[Given information]:

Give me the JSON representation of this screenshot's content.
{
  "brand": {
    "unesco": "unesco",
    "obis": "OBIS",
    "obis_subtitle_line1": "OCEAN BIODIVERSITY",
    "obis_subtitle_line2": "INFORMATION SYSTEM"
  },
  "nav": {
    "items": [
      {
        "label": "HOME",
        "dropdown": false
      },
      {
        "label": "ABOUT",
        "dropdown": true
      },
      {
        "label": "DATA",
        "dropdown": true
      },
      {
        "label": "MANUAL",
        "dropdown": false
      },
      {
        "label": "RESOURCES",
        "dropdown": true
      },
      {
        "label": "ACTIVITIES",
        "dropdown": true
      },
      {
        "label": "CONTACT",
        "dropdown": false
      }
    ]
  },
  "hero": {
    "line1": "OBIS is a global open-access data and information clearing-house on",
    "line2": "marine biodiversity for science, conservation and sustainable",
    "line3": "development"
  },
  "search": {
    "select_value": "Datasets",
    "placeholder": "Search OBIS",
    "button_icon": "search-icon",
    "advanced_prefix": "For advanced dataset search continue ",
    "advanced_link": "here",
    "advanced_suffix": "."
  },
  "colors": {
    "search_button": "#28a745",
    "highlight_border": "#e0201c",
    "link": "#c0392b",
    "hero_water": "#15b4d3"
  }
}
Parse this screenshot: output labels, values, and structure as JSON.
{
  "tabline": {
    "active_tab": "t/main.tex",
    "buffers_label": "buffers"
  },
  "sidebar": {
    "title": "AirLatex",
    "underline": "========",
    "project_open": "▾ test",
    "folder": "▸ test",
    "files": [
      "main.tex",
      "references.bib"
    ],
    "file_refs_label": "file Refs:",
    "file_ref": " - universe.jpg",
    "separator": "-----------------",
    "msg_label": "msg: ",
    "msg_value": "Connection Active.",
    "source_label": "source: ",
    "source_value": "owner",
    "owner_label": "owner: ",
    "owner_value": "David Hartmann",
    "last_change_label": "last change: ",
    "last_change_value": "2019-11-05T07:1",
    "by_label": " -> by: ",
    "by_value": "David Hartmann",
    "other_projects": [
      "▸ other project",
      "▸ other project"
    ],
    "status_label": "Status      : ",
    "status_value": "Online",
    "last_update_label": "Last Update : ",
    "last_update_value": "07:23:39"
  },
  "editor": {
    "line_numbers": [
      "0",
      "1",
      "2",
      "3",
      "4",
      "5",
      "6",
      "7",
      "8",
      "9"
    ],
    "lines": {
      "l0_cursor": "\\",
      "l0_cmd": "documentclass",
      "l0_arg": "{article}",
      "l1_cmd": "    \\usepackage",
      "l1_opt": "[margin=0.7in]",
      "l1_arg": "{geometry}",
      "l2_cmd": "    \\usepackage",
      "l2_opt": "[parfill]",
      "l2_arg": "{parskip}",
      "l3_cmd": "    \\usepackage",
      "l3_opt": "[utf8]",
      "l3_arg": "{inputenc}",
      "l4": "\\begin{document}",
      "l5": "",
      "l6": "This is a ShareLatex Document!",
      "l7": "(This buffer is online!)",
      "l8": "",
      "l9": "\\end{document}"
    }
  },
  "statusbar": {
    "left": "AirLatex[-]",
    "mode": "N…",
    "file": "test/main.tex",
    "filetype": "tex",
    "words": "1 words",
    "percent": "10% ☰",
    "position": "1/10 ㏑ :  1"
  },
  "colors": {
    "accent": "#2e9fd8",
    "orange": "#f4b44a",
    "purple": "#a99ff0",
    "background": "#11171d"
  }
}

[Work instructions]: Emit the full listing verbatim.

[The answer]:
Give me the JSON representation of this screenshot's content.
{
  "brand": {
    "unesco": "unesco",
    "obis": "OBIS",
    "obis_subtitle_line1": "OCEAN BIODIVERSITY",
    "obis_subtitle_line2": "INFORMATION SYSTEM"
  },
  "nav": {
    "items": [
      {
        "label": "HOME",
        "dropdown": false
      },
      {
        "label": "ABOUT",
        "dropdown": true
      },
      {
        "label": "DATA",
        "dropdown": true
      },
      {
        "label": "MANUAL",
        "dropdown": false
      },
      {
        "label": "RESOURCES",
        "dropdown": true
      },
      {
        "label": "ACTIVITIES",
        "dropdown": true
      },
      {
        "label": "CONTACT",
        "dropdown": false
      }
    ]
  },
  "hero": {
    "line1": "OBIS is a global open-access data and information clearing-house on",
    "line2": "marine biodiversity for science, conservation and sustainable",
    "line3": "development"
  },
  "search": {
    "select_value": "Datasets",
    "placeholder": "Search OBIS",
    "button_icon": "search-icon",
    "advanced_prefix": "For advanced dataset search continue ",
    "advanced_link": "here",
    "advanced_suffix": "."
  },
  "colors": {
    "search_button": "#28a745",
    "highlight_border": "#e0201c",
    "link": "#c0392b",
    "hero_water": "#15b4d3"
  }
}
Parse this screenshot: output labels, values, and structure as JSON.
{
  "tabline": {
    "active_tab": "t/main.tex",
    "buffers_label": "buffers"
  },
  "sidebar": {
    "title": "AirLatex",
    "underline": "========",
    "project_open": "▾ test",
    "folder": "▸ test",
    "files": [
      "main.tex",
      "references.bib"
    ],
    "file_refs_label": "file Refs:",
    "file_ref": " - universe.jpg",
    "separator": "-----------------",
    "msg_label": "msg: ",
    "msg_value": "Connection Active.",
    "source_label": "source: ",
    "source_value": "owner",
    "owner_label": "owner: ",
    "owner_value": "David Hartmann",
    "last_change_label": "last change: ",
    "last_change_value": "2019-11-05T07:1",
    "by_label": " -> by: ",
    "by_value": "David Hartmann",
    "other_projects": [
      "▸ other project",
      "▸ other project"
    ],
    "status_label": "Status      : ",
    "status_value": "Online",
    "last_update_label": "Last Update : ",
    "last_update_value": "07:23:39"
  },
  "editor": {
    "line_numbers": [
      "0",
      "1",
      "2",
      "3",
      "4",
      "5",
      "6",
      "7",
      "8",
      "9"
    ],
    "lines": {
      "l0_cursor": "\\",
      "l0_cmd": "documentclass",
      "l0_arg": "{article}",
      "l1_cmd": "    \\usepackage",
      "l1_opt": "[margin=0.7in]",
      "l1_arg": "{geometry}",
      "l2_cmd": "    \\usepackage",
      "l2_opt": "[parfill]",
      "l2_arg": "{parskip}",
      "l3_cmd": "    \\usepackage",
      "l3_opt": "[utf8]",
      "l3_arg": "{inputenc}",
      "l4": "\\begin{document}",
      "l5": "",
      "l6": "This is a ShareLatex Document!",
      "l7": "(This buffer is online!)",
      "l8": "",
      "l9": "\\end{document}"
    }
  },
  "statusbar": {
    "left": "AirLatex[-]",
    "mode": "N…",
    "file": "test/main.tex",
    "filetype": "tex",
    "words": "1 words",
    "percent": "10% ☰",
    "position": "1/10 ㏑ :  1"
  },
  "colors": {
    "accent": "#2e9fd8",
    "orange": "#f4b44a",
    "purple": "#a99ff0",
    "background": "#11171d"
  }
}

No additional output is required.